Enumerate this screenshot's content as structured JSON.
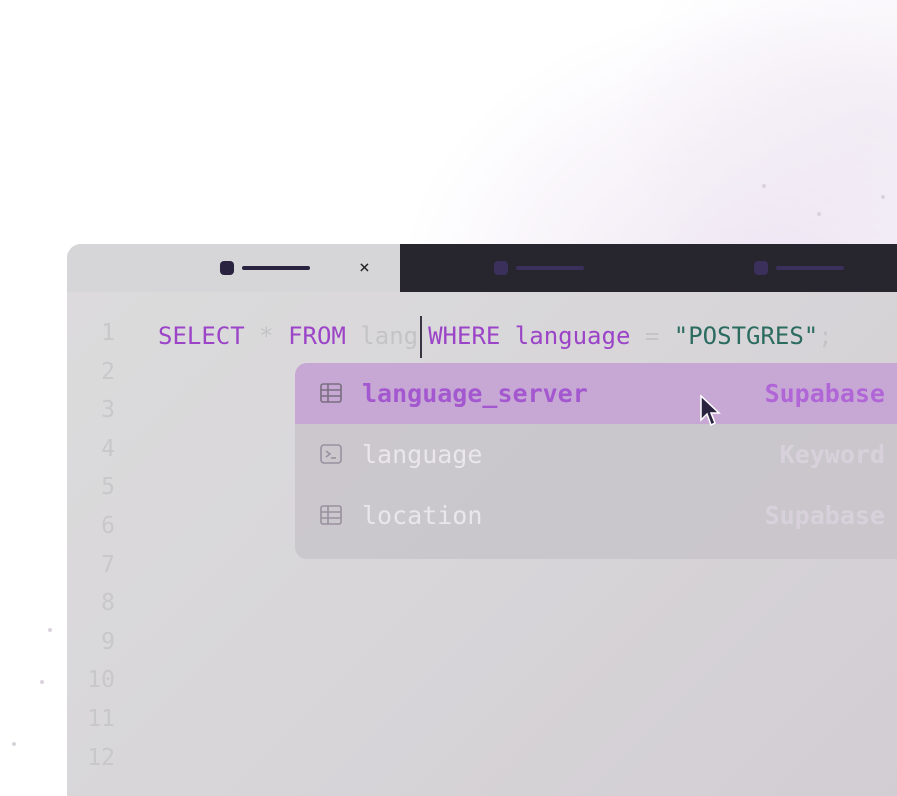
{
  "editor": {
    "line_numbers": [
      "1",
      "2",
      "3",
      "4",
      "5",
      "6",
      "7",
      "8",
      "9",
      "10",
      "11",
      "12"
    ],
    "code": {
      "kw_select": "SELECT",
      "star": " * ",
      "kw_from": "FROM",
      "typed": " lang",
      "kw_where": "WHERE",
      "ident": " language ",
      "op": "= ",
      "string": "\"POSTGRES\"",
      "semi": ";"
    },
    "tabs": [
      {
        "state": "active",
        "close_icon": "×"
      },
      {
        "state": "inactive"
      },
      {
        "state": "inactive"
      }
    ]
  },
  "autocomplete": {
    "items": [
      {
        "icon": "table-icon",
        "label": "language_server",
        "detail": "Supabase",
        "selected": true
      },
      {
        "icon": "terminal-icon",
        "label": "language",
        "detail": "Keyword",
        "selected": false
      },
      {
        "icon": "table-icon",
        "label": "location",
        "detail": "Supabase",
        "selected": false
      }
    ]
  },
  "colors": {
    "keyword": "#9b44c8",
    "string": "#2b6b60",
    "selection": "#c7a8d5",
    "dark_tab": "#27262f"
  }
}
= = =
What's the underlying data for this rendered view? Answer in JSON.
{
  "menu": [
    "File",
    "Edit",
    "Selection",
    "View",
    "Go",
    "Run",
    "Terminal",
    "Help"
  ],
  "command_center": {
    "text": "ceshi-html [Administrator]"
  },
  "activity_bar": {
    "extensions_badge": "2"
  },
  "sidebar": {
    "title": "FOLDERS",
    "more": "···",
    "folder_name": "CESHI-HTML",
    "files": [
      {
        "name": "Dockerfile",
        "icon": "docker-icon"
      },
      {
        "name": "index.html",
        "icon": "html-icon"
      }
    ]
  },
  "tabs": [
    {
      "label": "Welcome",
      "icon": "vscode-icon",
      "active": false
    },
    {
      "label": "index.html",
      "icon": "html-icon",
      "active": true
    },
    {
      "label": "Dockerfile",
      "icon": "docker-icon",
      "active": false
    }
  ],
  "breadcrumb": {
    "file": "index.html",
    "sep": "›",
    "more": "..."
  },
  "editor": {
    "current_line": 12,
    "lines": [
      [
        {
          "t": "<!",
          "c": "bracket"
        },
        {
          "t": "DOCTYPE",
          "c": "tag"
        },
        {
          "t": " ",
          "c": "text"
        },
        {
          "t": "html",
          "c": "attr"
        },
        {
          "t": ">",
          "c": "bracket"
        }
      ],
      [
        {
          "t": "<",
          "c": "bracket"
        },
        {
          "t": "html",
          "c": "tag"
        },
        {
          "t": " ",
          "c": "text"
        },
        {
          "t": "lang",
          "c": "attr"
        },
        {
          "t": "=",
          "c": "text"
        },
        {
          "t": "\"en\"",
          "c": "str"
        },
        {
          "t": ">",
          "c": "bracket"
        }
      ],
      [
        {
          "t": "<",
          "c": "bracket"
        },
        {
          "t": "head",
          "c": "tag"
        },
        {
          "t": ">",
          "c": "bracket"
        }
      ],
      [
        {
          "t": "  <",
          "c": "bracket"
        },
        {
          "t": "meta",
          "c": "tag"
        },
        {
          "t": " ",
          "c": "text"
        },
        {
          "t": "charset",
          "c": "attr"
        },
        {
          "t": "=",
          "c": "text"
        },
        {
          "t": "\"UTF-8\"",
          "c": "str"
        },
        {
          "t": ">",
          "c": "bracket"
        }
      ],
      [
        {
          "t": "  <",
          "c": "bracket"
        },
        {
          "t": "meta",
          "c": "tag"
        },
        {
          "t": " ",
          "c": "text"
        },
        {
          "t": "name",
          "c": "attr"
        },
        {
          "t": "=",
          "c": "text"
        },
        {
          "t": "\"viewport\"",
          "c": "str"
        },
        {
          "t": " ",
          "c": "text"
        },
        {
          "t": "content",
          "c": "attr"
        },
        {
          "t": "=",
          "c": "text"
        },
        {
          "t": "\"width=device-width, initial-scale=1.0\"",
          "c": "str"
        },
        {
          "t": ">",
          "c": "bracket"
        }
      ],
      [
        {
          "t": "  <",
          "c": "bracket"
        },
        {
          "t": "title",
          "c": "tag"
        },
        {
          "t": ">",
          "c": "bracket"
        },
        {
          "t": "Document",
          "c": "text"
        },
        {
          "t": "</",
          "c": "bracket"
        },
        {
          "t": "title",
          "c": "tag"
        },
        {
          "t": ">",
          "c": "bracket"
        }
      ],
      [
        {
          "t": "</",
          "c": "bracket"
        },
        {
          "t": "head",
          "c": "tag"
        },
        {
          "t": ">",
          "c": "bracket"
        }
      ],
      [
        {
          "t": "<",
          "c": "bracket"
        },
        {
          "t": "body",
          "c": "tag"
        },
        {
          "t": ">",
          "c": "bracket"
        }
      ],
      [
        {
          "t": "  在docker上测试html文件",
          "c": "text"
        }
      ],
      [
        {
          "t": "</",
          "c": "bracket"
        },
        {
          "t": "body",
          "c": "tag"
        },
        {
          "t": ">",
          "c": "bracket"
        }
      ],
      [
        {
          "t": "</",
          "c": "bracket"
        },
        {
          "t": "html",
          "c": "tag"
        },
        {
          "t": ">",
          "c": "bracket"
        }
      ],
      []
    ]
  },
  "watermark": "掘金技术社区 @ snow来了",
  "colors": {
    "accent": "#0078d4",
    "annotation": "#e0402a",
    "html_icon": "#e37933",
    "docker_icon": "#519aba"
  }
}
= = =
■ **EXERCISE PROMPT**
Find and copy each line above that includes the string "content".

■ **WRITTEN RESPONSE**
Enumerate this screenshot's content as structured JSON.
          "t": "content",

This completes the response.